(Element data from apps and pages)

===============

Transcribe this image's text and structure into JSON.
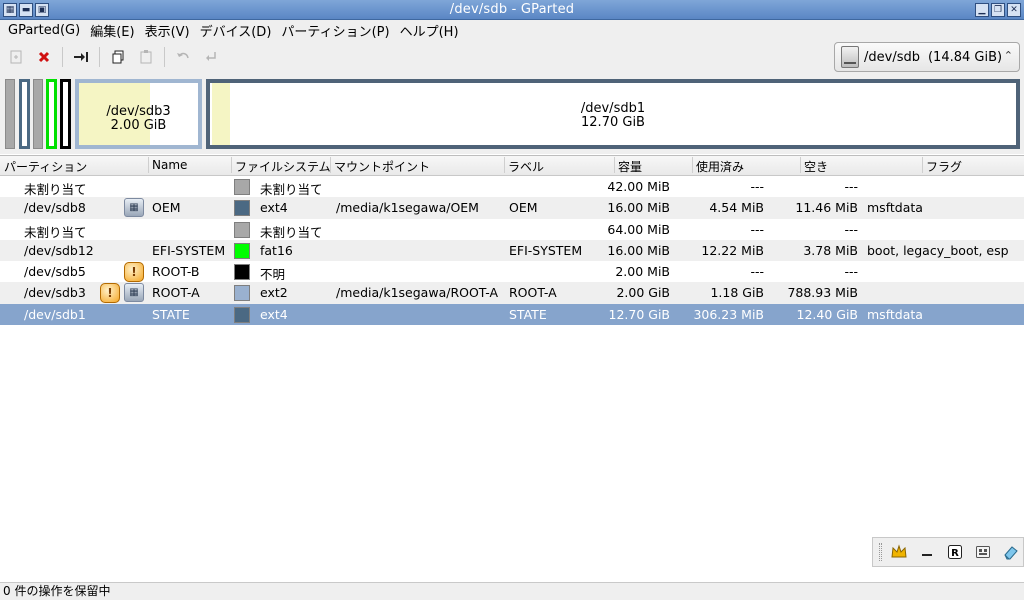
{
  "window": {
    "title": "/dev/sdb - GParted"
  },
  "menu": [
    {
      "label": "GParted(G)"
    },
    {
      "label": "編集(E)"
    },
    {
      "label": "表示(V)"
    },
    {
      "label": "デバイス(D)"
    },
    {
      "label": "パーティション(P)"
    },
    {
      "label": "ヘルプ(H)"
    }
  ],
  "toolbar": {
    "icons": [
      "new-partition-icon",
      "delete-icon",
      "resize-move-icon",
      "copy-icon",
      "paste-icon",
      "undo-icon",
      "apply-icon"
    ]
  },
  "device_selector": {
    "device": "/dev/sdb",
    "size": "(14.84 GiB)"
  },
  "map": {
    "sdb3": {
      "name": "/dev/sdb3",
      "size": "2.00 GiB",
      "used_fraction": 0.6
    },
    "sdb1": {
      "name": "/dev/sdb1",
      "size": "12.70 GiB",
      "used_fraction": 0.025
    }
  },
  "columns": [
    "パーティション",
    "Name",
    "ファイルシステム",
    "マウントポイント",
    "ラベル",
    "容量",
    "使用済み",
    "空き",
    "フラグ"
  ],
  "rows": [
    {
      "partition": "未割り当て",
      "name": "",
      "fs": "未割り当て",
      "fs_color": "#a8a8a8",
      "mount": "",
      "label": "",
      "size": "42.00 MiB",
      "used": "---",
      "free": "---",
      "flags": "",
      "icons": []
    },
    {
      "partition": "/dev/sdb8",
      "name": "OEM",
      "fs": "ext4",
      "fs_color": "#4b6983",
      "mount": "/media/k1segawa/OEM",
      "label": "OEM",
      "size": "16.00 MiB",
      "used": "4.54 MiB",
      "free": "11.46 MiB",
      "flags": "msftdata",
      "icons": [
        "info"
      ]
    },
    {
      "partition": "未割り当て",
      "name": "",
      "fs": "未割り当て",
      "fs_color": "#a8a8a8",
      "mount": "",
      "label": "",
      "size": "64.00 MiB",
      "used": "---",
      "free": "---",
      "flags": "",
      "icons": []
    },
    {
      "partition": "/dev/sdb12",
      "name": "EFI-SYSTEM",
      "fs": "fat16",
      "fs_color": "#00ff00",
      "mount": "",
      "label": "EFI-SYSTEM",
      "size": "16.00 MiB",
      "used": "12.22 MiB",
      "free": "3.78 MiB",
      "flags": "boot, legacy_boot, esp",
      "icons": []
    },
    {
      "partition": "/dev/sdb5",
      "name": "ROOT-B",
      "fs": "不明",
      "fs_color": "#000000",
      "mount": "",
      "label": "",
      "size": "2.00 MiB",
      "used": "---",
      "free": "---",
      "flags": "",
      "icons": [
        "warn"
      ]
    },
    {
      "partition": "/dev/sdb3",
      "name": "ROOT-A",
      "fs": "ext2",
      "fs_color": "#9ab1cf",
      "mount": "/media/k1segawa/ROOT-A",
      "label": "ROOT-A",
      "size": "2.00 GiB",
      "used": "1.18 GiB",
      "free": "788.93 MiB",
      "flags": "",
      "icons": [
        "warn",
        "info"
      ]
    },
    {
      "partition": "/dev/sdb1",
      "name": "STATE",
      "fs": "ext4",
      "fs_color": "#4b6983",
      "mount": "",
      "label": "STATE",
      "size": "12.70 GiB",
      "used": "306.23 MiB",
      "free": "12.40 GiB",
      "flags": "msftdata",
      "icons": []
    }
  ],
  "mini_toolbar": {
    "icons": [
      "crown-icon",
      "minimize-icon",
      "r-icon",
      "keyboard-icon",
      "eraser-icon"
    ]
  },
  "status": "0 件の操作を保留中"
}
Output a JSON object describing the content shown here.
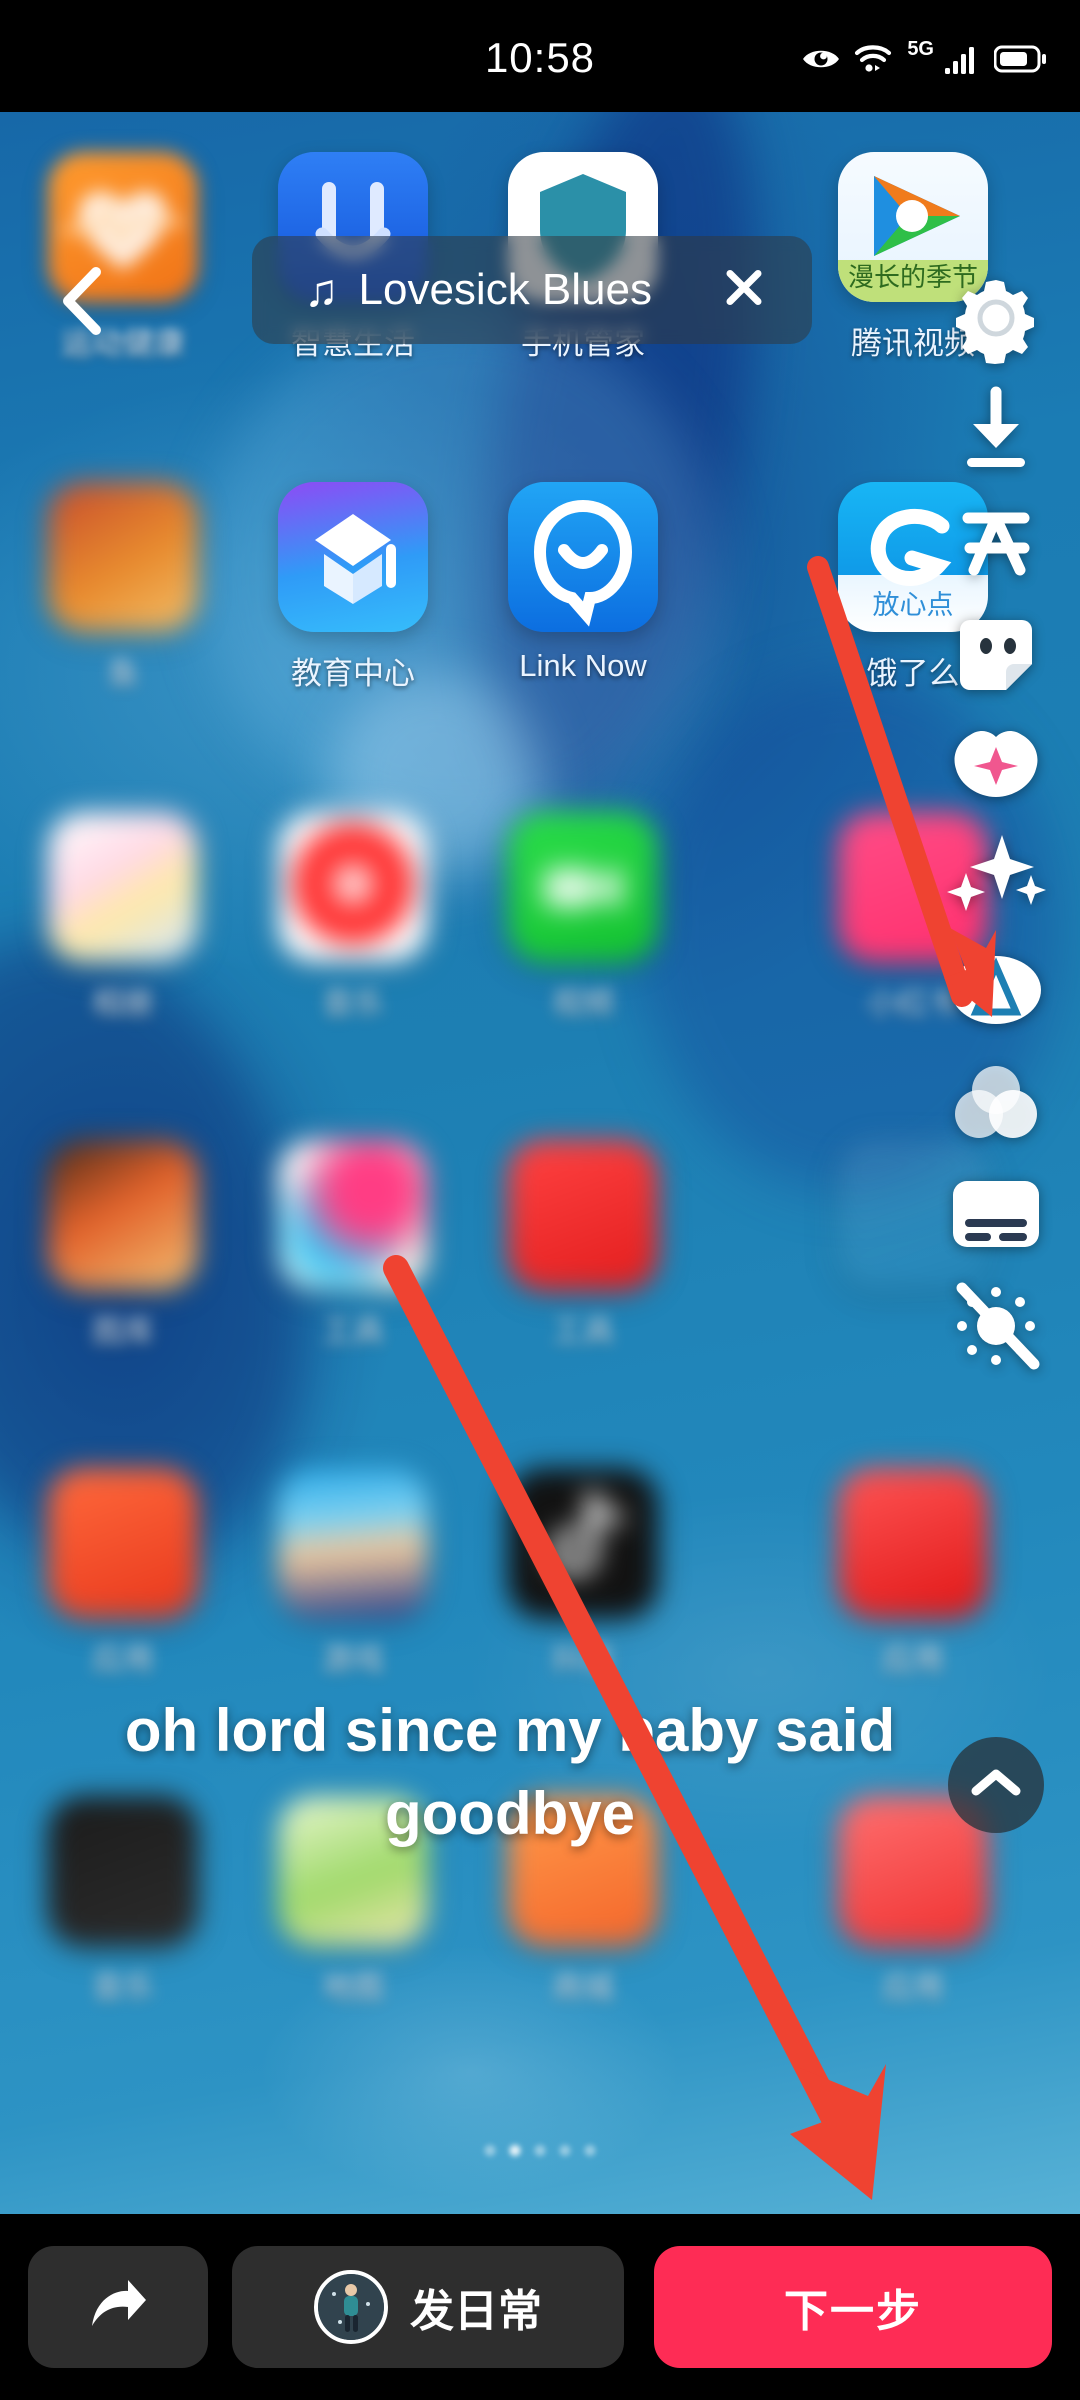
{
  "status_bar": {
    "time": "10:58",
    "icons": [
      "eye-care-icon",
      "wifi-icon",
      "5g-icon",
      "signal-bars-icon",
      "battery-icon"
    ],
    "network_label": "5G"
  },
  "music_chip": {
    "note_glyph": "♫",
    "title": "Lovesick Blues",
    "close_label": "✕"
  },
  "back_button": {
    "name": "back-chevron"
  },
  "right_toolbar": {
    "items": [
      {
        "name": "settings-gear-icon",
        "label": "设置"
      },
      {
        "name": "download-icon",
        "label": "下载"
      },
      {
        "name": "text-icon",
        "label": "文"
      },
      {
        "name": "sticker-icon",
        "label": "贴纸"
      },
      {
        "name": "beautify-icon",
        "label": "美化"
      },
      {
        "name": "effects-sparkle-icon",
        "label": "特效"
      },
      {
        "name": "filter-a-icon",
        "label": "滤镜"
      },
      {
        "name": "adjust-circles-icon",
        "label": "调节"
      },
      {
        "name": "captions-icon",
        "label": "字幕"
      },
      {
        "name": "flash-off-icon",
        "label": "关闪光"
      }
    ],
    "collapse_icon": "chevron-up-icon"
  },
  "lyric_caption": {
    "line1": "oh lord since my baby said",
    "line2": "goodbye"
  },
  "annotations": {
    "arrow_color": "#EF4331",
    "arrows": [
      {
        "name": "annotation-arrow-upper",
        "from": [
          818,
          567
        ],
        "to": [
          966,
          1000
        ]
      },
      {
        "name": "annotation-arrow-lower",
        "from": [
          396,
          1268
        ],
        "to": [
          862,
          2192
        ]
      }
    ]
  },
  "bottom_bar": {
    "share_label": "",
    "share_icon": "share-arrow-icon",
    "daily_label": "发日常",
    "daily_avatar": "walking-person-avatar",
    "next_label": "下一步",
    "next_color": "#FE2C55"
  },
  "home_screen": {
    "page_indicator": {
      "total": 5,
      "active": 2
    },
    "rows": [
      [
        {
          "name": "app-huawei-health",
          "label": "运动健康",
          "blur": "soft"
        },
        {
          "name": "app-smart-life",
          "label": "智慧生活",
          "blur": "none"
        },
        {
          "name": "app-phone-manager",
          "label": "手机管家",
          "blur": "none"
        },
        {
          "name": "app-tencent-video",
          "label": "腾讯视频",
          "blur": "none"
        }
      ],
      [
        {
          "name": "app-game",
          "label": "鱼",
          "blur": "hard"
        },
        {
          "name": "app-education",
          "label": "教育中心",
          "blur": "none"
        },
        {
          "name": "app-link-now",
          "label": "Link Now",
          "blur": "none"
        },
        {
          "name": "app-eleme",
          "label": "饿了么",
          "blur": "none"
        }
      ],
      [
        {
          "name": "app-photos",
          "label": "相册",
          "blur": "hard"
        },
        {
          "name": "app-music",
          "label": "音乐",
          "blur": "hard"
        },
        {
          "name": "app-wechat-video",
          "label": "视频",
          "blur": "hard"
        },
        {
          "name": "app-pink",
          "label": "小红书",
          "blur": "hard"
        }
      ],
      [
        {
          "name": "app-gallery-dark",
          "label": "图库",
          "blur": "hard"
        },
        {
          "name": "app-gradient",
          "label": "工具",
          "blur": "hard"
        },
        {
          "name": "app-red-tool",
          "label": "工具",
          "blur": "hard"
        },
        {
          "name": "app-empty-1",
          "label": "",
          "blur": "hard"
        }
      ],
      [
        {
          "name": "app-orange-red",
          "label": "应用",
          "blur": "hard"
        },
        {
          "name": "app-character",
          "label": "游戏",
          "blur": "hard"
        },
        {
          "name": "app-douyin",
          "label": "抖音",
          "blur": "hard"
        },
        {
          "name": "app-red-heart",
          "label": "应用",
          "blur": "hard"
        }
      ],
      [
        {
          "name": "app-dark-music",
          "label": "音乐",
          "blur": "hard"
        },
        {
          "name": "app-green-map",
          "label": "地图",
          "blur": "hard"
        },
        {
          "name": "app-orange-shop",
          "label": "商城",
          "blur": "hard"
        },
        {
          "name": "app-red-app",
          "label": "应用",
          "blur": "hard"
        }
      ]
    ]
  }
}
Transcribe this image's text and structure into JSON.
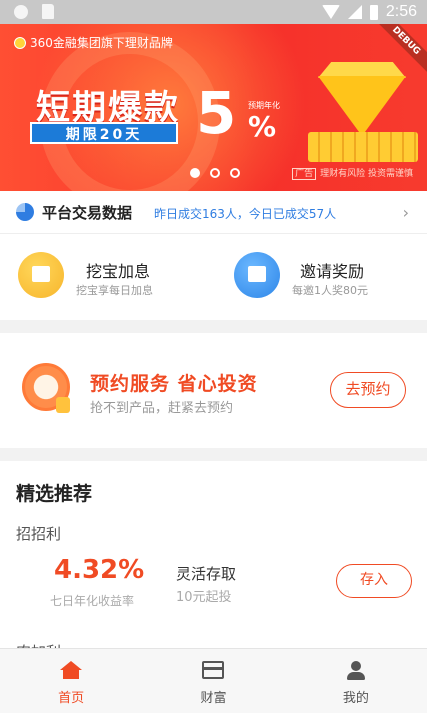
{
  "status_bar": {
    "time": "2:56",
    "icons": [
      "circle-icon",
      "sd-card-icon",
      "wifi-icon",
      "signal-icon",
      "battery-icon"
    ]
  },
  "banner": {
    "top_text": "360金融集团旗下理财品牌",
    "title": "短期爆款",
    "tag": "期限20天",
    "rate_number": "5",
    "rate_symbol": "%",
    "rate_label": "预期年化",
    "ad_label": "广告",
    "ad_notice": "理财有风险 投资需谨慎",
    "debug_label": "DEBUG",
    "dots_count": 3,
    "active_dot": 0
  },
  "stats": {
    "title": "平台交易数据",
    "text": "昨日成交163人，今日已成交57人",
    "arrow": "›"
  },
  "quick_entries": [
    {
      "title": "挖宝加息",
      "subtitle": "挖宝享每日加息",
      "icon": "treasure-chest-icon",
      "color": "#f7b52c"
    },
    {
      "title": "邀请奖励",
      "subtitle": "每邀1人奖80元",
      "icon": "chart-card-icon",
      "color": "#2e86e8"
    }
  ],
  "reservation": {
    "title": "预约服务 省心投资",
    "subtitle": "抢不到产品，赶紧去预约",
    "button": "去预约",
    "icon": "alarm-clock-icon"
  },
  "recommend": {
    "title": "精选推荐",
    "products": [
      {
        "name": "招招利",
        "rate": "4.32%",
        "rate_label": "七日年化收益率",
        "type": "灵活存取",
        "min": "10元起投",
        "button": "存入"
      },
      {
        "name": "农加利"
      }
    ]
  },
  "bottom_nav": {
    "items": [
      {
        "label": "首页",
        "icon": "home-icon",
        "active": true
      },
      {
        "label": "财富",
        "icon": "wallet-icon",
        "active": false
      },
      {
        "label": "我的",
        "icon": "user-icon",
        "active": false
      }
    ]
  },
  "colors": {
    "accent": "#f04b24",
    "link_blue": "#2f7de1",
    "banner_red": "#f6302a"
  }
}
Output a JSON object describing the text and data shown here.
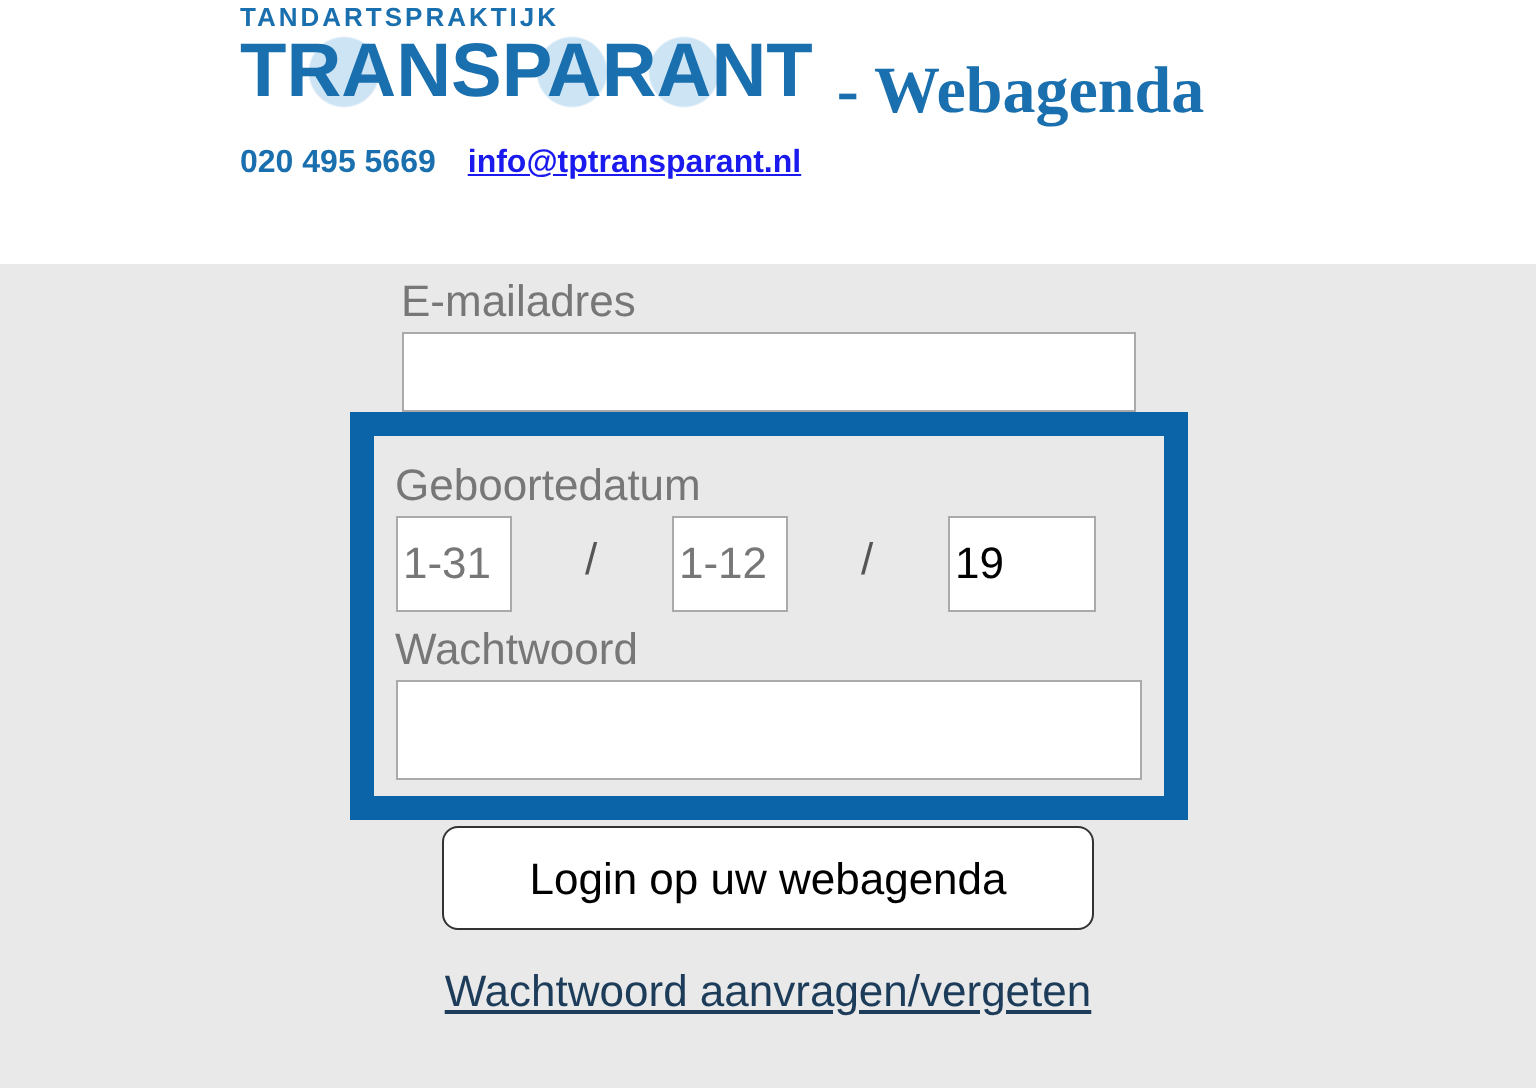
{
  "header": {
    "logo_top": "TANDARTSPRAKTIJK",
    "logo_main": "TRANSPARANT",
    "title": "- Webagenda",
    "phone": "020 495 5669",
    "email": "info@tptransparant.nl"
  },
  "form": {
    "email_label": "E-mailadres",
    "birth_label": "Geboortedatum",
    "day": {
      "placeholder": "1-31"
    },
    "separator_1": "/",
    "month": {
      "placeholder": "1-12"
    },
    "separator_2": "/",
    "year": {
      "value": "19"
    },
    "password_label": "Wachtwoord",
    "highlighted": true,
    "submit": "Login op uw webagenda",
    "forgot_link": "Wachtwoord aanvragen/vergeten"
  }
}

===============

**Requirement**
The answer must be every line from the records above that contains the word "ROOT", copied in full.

**The completed task**
      "name": "ROOT-B",
      "name": "ROOT-A",
      "mount": "/media/k1segawa/ROOT-A",
      "label": "ROOT-A",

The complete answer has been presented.